### DATA SHOWN
● ● ● ● ● ● ●

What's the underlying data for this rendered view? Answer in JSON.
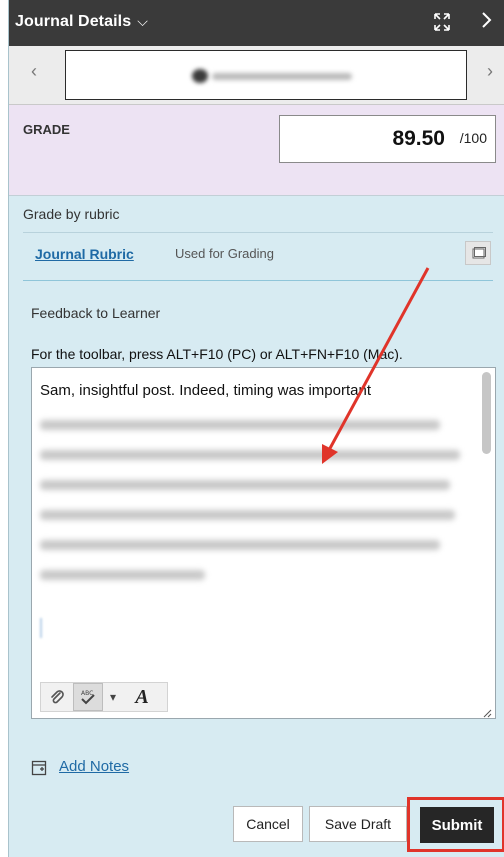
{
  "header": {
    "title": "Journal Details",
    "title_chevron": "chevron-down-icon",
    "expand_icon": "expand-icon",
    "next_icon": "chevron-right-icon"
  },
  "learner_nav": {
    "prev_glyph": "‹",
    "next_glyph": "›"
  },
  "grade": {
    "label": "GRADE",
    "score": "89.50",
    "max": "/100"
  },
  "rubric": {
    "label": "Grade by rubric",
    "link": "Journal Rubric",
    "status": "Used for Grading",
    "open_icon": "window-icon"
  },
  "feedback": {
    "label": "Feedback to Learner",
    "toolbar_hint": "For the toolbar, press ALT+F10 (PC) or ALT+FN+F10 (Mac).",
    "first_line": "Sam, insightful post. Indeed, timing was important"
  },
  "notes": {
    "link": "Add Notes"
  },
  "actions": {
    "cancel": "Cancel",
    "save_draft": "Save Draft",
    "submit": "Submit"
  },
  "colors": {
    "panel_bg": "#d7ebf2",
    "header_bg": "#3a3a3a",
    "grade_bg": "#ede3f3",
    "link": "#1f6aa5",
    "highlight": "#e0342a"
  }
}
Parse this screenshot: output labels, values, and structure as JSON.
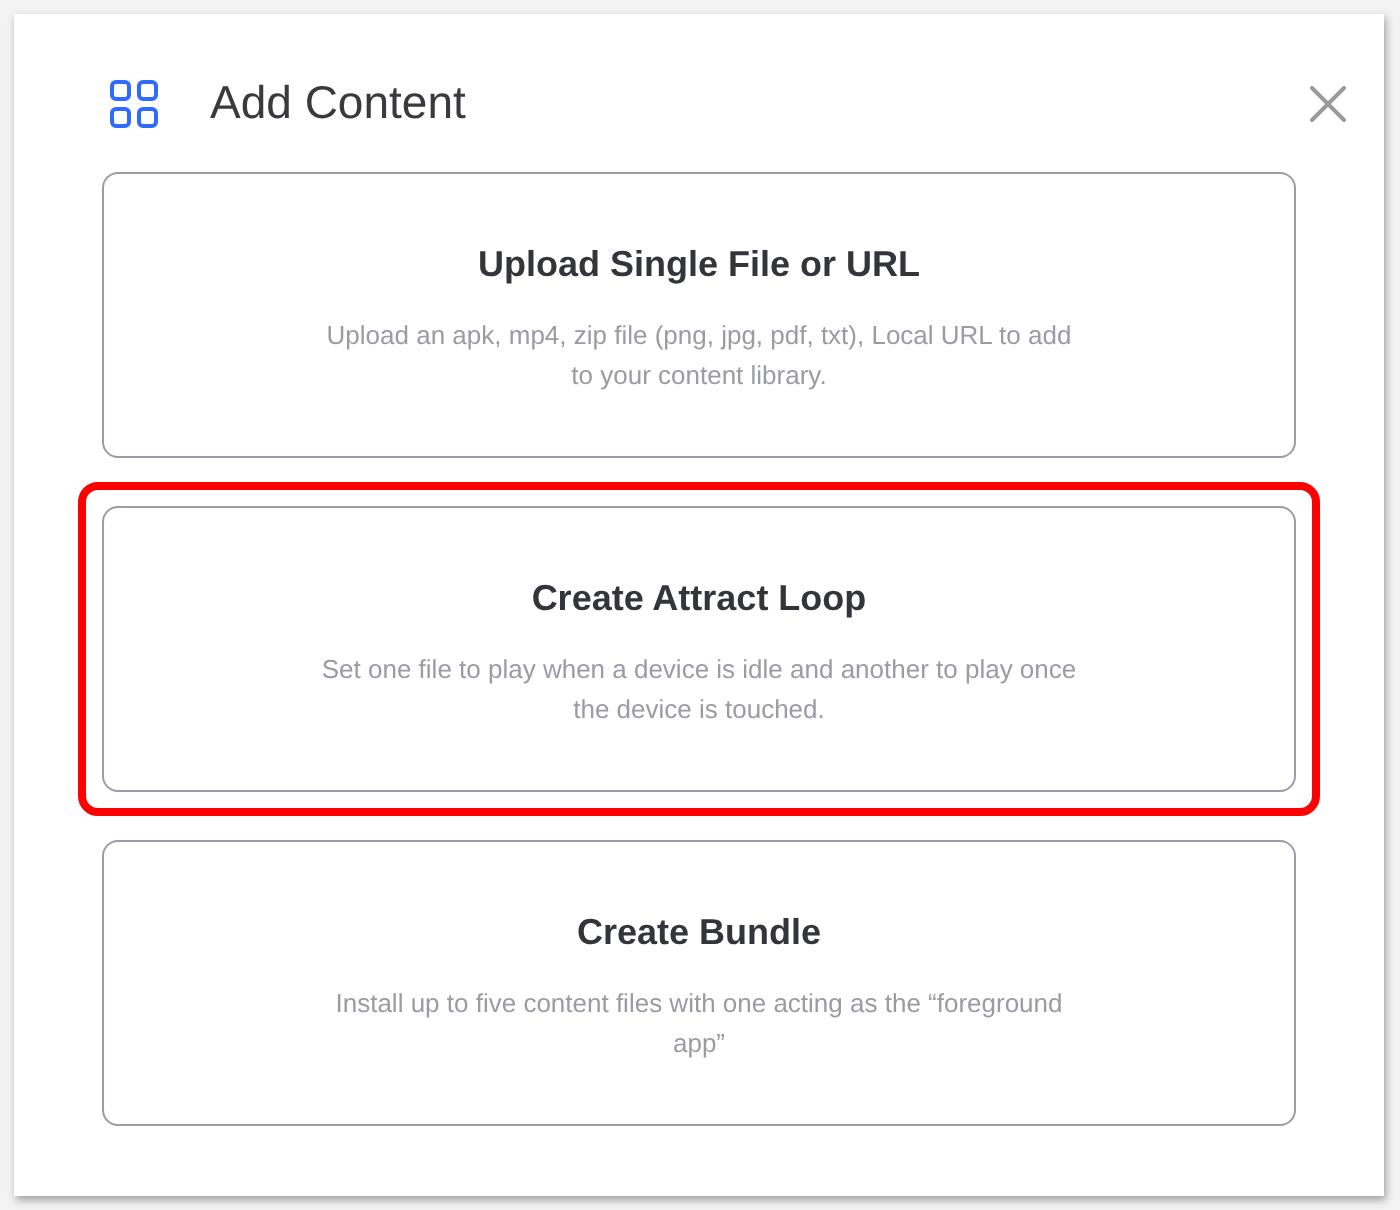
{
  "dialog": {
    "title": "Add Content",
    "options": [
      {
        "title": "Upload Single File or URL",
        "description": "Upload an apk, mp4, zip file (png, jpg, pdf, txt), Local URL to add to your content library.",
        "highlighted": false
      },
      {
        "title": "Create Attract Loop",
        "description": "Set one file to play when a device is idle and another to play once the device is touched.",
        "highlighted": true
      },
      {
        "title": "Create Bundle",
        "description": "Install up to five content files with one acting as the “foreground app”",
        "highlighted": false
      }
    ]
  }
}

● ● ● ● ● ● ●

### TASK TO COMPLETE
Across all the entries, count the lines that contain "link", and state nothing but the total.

### ANSWER SECTION
3